_TASK INSTRUCTIONS:_ Each record beneath this line should be returned exactly as it is.

_Recorded data:_
# # # # #

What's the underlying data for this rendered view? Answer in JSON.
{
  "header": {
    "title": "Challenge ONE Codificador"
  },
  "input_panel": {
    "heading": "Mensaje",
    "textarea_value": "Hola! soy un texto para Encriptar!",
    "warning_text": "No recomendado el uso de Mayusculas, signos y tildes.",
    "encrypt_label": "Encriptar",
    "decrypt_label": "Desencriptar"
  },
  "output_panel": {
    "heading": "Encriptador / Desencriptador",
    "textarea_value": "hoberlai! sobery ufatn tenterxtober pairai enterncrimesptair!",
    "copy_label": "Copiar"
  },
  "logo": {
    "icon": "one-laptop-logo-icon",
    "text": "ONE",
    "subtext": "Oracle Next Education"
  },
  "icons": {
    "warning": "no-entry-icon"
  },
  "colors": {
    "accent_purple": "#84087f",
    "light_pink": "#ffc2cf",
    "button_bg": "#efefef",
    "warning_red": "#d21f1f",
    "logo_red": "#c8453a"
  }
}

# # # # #

_WRITTEN SOLUTION:_
What's the underlying data for this rendered view? Answer in JSON.
{
  "header": {
    "title": "Challenge ONE Codificador"
  },
  "input_panel": {
    "heading": "Mensaje",
    "textarea_value": "Hola! soy un texto para Encriptar!",
    "warning_text": "No recomendado el uso de Mayusculas, signos y tildes.",
    "encrypt_label": "Encriptar",
    "decrypt_label": "Desencriptar"
  },
  "output_panel": {
    "heading": "Encriptador / Desencriptador",
    "textarea_value": "hoberlai! sobery ufatn tenterxtober pairai enterncrimesptair!",
    "copy_label": "Copiar"
  },
  "logo": {
    "icon": "one-laptop-logo-icon",
    "text": "ONE",
    "subtext": "Oracle Next Education"
  },
  "icons": {
    "warning": "no-entry-icon"
  },
  "colors": {
    "accent_purple": "#84087f",
    "light_pink": "#ffc2cf",
    "button_bg": "#efefef",
    "warning_red": "#d21f1f",
    "logo_red": "#c8453a"
  }
}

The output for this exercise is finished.